* [GOAL OF THE EXERCISE]
Every line below that holds the string "Voice" must be copied.

* [INPUT RECORDS]
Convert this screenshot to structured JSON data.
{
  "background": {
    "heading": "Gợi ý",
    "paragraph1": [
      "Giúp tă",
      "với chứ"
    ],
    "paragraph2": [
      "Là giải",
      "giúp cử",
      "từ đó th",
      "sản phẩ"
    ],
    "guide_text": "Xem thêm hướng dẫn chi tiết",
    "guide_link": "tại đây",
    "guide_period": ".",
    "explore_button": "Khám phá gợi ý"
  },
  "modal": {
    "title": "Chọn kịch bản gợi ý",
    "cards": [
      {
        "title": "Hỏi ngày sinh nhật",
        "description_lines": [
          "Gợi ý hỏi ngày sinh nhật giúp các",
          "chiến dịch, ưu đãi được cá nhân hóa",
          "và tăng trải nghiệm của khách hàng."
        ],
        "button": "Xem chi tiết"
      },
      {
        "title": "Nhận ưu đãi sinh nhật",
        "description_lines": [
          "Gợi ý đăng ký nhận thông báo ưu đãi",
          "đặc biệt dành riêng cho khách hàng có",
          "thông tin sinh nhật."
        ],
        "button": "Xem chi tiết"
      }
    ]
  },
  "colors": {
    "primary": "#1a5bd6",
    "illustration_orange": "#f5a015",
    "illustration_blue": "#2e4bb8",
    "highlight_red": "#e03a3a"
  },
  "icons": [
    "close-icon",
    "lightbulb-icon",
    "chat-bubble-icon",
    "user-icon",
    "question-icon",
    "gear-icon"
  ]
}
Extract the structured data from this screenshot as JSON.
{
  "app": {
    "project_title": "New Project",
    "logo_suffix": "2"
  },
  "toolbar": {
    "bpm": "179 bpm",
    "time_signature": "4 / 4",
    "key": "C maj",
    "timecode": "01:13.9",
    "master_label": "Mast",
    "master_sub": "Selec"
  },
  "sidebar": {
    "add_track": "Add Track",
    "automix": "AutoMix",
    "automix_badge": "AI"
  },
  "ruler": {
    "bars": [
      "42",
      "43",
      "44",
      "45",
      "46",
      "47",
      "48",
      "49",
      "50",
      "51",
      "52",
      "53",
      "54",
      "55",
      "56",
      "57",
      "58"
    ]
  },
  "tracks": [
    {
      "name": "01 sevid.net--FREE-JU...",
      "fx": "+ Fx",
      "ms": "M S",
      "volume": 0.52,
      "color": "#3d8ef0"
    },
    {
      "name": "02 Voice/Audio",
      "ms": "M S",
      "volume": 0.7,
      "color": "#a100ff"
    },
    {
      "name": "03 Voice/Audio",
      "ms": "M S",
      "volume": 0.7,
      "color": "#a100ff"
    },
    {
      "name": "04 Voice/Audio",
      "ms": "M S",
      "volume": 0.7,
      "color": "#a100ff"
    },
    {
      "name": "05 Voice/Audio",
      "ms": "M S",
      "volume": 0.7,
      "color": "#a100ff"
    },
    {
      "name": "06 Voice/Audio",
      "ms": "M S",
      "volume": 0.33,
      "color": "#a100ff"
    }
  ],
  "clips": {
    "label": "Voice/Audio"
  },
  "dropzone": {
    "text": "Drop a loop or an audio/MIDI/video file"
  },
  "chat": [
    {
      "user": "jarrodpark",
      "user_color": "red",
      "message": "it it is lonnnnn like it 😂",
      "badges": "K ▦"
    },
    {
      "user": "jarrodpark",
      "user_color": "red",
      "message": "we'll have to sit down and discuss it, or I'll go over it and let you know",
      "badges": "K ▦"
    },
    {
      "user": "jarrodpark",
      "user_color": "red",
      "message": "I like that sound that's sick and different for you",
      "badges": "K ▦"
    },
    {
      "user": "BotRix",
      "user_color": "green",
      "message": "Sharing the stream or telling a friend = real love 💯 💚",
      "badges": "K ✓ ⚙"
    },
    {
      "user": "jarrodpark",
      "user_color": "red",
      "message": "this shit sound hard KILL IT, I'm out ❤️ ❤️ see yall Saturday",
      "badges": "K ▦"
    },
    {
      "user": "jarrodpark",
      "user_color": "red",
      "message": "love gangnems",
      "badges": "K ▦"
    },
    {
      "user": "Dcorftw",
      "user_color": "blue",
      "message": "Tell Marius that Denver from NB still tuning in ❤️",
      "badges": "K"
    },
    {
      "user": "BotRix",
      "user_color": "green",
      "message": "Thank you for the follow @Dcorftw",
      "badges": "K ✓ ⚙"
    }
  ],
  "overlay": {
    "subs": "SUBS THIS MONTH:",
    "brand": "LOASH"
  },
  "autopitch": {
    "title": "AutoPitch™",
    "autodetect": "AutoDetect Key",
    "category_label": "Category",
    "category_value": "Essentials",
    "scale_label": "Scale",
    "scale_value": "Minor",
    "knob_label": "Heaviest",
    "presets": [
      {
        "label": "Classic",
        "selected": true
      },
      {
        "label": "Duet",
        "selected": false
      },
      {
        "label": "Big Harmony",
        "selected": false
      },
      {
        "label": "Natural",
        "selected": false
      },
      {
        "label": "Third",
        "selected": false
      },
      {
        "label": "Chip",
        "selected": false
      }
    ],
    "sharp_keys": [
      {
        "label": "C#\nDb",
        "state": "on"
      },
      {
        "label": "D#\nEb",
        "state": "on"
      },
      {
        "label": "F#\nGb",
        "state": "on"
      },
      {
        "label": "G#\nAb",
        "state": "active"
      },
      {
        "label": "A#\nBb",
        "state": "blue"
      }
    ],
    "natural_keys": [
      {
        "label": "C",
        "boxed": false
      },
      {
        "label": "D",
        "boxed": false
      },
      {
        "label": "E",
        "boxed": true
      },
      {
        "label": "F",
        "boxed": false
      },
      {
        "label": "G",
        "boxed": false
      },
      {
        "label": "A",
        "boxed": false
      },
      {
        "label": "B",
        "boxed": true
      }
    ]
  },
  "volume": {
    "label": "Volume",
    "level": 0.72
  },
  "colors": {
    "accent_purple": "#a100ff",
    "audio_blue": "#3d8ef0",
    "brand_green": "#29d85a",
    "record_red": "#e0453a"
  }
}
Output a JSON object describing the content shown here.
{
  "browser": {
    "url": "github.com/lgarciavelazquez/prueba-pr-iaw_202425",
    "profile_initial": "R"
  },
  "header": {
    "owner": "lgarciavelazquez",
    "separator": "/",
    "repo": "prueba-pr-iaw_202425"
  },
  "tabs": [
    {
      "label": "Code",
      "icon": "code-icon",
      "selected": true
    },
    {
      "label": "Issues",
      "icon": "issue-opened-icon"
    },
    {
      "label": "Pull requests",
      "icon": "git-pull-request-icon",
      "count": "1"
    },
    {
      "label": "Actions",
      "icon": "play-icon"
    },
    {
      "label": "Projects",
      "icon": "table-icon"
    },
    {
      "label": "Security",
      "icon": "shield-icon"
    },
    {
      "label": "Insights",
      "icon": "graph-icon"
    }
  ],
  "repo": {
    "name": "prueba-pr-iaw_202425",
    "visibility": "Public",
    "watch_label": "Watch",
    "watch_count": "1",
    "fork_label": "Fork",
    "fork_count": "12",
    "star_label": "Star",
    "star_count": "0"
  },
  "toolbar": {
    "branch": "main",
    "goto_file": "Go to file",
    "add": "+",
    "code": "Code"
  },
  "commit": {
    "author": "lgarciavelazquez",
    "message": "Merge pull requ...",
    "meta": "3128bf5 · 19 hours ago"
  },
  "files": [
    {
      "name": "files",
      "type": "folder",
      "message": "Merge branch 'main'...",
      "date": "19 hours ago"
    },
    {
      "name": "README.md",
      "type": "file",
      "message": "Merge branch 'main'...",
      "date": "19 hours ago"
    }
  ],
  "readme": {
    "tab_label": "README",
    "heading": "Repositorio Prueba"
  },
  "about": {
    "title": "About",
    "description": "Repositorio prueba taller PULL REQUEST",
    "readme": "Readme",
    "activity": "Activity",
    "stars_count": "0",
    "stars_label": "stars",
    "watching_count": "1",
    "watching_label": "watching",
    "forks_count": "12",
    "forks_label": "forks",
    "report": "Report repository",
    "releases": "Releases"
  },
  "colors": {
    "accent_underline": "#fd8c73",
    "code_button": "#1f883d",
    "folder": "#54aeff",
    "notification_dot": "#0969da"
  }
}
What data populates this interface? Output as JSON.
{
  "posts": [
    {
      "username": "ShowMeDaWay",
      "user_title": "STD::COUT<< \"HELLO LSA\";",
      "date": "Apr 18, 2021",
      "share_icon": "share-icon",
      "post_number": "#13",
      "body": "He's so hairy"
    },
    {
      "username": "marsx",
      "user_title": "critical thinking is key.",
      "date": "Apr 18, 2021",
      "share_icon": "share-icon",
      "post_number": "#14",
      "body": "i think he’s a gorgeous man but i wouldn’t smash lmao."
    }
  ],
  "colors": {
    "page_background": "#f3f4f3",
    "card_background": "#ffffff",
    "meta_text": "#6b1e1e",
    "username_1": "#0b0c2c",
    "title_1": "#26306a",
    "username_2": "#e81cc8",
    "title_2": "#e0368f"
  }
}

* [ANSWER FOR THIS EXERCISE]
      "name": "02 Voice/Audio",
      "name": "03 Voice/Audio",
      "name": "04 Voice/Audio",
      "name": "05 Voice/Audio",
      "name": "06 Voice/Audio",
    "label": "Voice/Audio"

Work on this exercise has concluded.